"It's going to depend on people standing up and working together on this," he said in a phone interview.
Alaska's Future's financial backers include the Alaska branches of the National Education Association, the Associated General Contractors, and the AFL-CIO, with some of the money expected to go toward television and radio ads. Beltrami said his group expected to give more than $100,000.
Alaska's Future plans to disclose full information about its donors, Sparks said, but it wasn't available Friday.
The group's two lobbyists in Juneau are each being paid $30,000 — Reed Stoops, and Ashley Reed, who also have $55,000 and $50,000 annual lobbying contracts with GCI. Beltrami said the AFL-CIO's lobbyist, Don Etheridge, who's paid $10,000 monthly, has also been working on the campaign.
Lawmakers, however, discounted the impact of their meetings with the group.

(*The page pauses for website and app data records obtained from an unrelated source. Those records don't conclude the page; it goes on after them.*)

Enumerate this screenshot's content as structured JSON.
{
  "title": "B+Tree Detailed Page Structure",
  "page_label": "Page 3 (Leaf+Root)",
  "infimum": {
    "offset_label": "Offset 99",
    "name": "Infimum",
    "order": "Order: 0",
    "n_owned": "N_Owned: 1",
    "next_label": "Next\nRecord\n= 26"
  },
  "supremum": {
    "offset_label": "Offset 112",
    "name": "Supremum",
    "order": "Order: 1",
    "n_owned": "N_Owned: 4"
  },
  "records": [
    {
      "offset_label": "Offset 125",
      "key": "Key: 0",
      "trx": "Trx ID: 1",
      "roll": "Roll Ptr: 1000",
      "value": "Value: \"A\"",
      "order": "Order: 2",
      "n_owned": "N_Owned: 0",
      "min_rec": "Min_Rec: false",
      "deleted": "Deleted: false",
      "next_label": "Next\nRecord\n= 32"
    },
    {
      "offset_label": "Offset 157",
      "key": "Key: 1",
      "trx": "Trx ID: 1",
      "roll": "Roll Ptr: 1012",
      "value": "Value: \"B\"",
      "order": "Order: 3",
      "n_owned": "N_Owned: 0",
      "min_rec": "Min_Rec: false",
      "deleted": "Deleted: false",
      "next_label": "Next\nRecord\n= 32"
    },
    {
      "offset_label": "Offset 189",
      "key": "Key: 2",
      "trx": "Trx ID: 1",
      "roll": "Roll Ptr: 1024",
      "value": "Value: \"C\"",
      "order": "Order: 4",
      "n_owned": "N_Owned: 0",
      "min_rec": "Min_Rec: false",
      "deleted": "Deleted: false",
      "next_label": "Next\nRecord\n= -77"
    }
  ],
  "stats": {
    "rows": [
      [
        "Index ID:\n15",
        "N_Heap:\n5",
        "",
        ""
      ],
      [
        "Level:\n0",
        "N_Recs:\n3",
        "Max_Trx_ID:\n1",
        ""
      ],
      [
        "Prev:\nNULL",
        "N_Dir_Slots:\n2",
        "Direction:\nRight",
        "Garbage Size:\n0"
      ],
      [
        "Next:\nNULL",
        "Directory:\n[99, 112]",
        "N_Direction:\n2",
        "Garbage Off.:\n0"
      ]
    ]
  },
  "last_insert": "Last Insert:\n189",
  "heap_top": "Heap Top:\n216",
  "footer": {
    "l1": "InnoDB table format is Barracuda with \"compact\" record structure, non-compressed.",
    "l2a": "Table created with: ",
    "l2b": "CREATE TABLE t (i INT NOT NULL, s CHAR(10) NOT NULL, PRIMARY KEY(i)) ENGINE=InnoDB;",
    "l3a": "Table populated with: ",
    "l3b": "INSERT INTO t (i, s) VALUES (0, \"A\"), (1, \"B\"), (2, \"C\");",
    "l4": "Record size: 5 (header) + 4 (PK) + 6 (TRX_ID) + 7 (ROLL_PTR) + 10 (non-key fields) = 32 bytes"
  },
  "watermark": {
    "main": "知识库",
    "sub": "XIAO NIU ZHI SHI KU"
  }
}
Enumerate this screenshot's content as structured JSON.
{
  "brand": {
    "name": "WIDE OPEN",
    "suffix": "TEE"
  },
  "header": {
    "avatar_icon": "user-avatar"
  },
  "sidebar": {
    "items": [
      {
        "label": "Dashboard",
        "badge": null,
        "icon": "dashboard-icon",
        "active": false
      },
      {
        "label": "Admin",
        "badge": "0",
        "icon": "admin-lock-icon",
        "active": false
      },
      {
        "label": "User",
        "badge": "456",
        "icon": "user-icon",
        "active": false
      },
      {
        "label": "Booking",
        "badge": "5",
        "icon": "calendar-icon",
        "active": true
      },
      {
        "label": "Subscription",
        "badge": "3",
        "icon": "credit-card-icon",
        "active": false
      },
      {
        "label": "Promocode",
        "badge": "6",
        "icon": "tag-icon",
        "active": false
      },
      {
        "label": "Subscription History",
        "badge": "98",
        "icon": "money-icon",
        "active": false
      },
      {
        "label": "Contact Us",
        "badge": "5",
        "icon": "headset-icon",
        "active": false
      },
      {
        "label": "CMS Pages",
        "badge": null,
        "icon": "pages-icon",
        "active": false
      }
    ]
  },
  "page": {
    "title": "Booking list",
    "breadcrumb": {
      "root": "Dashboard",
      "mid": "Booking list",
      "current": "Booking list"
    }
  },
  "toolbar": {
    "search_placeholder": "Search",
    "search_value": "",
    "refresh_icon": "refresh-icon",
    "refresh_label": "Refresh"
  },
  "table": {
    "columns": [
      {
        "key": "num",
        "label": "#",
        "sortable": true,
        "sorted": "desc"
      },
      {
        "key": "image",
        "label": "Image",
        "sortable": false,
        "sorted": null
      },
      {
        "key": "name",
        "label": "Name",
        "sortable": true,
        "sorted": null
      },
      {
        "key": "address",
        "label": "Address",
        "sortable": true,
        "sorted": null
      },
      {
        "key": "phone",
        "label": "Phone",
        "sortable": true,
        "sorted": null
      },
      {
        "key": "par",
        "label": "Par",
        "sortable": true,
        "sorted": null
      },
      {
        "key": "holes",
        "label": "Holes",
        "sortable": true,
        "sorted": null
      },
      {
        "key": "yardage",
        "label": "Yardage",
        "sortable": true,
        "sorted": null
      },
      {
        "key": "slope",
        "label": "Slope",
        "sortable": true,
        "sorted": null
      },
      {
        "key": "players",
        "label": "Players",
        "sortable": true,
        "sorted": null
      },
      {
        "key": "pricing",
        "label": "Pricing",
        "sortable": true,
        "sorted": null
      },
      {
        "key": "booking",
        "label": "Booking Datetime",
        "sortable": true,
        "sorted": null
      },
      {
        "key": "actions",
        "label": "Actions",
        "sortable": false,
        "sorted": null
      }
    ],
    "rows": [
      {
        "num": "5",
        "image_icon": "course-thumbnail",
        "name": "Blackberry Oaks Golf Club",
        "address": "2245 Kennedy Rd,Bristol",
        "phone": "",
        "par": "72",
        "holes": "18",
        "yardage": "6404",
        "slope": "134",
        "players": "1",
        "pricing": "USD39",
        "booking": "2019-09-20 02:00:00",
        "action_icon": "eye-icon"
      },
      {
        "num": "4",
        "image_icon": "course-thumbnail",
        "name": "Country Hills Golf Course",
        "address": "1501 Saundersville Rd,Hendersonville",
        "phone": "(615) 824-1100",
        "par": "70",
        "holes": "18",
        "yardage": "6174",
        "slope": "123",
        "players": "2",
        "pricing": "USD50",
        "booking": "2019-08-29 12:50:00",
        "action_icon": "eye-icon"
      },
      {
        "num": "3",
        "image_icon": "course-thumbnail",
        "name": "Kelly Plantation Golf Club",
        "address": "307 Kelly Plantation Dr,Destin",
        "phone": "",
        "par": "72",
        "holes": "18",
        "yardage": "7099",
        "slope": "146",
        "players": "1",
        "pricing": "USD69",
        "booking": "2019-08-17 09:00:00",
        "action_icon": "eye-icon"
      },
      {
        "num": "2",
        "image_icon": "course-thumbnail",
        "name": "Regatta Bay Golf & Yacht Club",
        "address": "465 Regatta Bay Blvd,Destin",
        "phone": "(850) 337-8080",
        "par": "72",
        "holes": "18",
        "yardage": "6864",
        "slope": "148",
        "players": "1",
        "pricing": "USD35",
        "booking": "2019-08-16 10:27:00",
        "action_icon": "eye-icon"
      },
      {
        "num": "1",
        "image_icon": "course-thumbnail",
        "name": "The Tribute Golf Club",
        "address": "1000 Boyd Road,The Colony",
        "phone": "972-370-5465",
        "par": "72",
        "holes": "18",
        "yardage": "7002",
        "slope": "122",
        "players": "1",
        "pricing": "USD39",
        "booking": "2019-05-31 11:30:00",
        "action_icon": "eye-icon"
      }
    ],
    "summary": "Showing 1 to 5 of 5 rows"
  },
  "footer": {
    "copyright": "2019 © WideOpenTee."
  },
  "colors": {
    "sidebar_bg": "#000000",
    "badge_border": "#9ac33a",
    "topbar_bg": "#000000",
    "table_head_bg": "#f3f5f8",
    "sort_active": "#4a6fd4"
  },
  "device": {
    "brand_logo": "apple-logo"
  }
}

Sen. Mike Dunleavy, R-Wasilla, called the information he got from Alaska's Future a single "data point."
"I can't count the groups that will come down here" to lobby, he said.
Sen. Berta Gardner, D-Anchorage, said she appreciated the work being done by Alaska's Future and other groups like the Rasmuson Foundation "to get people up to speed, to raise the issue."
"I think it is having an impact," she said.
But asked if she would ultimately vote for the measure that the group is pushing — spending earnings from the Permanent Fund — Gardner said she wanted to see which plans ultimately emerge from the legislative process, and which elements they include.
"We have to have a full plan," she said. "It's all in the details."
Alaska Dispatch Publishing